Application profiles and metadata for repositories
RSS icon Email icon Home icon
  • Complexity: perceived or real?

    Posted on October 6th, 2009 Talat Chaudhri No comments

    One of the anecdotal remarks that is said a lot about SWAP in particular, but also as a general opinion about the JISC DCAPs, is that they are based on domain models that are too complex. But too complex for what?

    Too complex to fit with how real repositories work?

    Too complex to create usable input forms?

    Too complex for users to understand? Do we mean real end users, or service providers such as repository managers? Do we mean anybody who is using the web forms to input metadata about digital objects, both content providers (who may also be users of the content) and repository managers?

    It seems that there is an evidential problem innate in all of these assertions. It’s also worth remembering that not all resource types, and hence application profiles, are equal in this regard – nor are all users, content providers and repository managers. It’s also fair to say that sufficient work has not yet been done on investigating interface design and usability to be able to say for certain that the complexity of a data model necessarily makes the input forms difficult to use. There is an aspect of back-end software design to this question as well: the input forms may very well be simplified if the software can intelligently suggest relationships for the user to agree or reject, and generate as much of the record behind the scenes as possible.

    Current work at UKOLN is aimed at solving these evidential problems by providing a methodology for investigating the best way to construct metadata

    I can’t unequivocally answer the question of whether the JISC DCAPs have too complex data models to fit with the way that the most common repository platforms organise their records. It appears, however, that DSpace 1.5 does not yet support entity-relationships models, and that EPrints has its own data model. However, the use of DCAPs as exchange formats has already been shown to be a fruitful alternative approach, as EPrints has already got a SWAP export plug-in to do this. It is generally asserted that Fedora can already handle any data model. It is for the repository platform developers, ultimately, to provide the final answer to these questions. It’s clear that a lot of work is going on to address some of these issues. For example, it has been said that DSpace 2.0 will support entity-relationship models.

    What I can say, however, is that the inability to support a back-end entity-relationship model does not by any means restrict a particular software platform from making use of an application profile, although there may well be a considerable demand in terms of development time in making the necessary functionality available. This is because there is clearly another alternative, namely emulating the entity-relationship model. To begin to understand this possibility, it’s necessary to take a close look at how the JISC DCAPs have been constructed, and the different classes of metadata that you find within them:

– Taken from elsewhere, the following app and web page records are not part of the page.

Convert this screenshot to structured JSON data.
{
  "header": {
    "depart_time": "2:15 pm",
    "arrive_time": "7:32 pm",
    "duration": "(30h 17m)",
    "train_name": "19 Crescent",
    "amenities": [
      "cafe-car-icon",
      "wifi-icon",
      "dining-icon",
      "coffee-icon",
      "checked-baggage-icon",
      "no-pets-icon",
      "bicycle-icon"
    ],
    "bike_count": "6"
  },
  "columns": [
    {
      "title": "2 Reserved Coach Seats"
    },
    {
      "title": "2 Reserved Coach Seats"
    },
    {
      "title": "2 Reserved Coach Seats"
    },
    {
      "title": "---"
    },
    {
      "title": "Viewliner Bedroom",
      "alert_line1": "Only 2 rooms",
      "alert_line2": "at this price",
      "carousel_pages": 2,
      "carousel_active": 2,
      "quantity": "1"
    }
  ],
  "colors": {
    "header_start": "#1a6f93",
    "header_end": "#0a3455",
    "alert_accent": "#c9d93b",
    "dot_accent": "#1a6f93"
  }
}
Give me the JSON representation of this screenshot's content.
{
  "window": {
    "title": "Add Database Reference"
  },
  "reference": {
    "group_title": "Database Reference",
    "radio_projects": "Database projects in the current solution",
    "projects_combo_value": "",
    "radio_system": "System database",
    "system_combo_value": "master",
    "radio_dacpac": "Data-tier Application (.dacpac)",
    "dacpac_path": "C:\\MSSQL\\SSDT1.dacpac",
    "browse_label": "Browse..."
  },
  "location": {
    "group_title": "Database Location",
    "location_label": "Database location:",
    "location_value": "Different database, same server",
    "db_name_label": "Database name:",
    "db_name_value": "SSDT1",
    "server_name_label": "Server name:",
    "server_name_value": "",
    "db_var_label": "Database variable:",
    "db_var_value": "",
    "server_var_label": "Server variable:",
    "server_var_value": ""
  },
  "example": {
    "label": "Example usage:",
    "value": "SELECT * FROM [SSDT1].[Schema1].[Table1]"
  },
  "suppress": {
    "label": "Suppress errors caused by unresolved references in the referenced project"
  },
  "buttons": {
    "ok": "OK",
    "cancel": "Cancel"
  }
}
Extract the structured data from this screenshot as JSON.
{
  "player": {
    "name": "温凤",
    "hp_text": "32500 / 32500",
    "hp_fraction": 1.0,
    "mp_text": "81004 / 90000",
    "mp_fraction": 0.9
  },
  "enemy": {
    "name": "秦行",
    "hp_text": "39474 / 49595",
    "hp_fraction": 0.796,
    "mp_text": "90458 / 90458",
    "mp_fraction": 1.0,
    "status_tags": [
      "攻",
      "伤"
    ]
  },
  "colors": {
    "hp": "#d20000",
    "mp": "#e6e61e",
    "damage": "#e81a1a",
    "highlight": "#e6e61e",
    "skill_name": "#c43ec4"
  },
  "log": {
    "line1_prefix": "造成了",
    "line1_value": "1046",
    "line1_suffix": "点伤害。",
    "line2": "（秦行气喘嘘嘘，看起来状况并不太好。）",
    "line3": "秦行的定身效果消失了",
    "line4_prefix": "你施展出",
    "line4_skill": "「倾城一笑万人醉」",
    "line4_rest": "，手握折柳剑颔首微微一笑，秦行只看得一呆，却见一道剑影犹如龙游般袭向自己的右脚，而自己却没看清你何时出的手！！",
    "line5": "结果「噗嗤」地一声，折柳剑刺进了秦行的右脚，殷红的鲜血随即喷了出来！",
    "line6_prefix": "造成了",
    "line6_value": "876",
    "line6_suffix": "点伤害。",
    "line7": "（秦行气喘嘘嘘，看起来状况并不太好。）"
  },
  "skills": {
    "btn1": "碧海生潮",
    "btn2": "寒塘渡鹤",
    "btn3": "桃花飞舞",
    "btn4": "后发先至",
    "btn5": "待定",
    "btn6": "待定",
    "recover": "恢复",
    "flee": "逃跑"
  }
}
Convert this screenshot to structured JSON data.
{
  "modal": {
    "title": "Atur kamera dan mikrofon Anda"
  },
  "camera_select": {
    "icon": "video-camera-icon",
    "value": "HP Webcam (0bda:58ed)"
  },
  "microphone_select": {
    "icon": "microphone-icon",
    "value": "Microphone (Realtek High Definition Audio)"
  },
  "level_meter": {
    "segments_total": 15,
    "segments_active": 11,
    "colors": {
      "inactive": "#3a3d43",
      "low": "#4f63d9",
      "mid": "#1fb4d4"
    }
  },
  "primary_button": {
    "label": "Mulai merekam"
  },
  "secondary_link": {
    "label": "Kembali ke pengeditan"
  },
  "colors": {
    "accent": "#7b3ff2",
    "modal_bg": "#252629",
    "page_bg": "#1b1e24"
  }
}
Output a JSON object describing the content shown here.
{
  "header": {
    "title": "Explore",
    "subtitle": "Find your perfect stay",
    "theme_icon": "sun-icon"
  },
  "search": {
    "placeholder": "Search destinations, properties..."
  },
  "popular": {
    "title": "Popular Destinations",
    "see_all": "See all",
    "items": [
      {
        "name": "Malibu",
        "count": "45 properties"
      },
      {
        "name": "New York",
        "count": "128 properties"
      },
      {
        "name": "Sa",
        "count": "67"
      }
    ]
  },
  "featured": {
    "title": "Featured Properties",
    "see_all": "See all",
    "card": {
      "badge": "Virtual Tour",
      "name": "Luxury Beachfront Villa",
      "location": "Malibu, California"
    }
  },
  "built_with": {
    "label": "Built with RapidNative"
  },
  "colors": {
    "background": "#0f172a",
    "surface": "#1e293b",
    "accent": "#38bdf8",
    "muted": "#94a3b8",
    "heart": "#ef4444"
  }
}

    • metadata about the digital object(s) themselves, i.e. the usual stuff in any repository
    • metadata elements relating to the semantic relationships between entities, i.e. isExpressedAs, IsManifestedAs, IsAvailableAs and variations thereof. These exist purely for the sake of the particular model that has been chosen, here a reduced form of FRBR. It is interesting that the dc:creator field, which is “real” metadata about the object, is the only link to the Agent identity, which may be seen, from the perspective of the object, as an entity that exists to express more detail about an item of metadata describing the object itself. In fact, it is an independent entity that could relate to multiple unrelated objects, of course.
    • identifiers: these are specific to the repository instance and application profile in question. Of course, all digital objects on the Web require at least one URI to identify them (in practice, nearly always a URL that also locates them). However, the entity model required by the application profile, if it isn’t emulated as described hereafter, cuts up a compound digital object in such a way that it is possible to apply further identifiers to each entity as discreet metadata records.

    It must be said that this is NOT the only way to do relationships between digital objects. It’s perfectly possible to use, for example, OAI-ORE (or plain RDF) resource maps in place of the second of these types of “metadata” here. In fact, they are really not metadata about the object at all, because they describe the relationships of different parts of that metadata to each other: so they are really meta-metadata! It could be said that identifiers don’t describe the actual objects either, merely locate their metadata descriptions, so they are also meta-metadata. Change the way you do the modelling, and the meta-metadata may change – however, this is NOT true of the “real” metadata (title, author, image size etc) that describe the object itself.

    Comments are closed.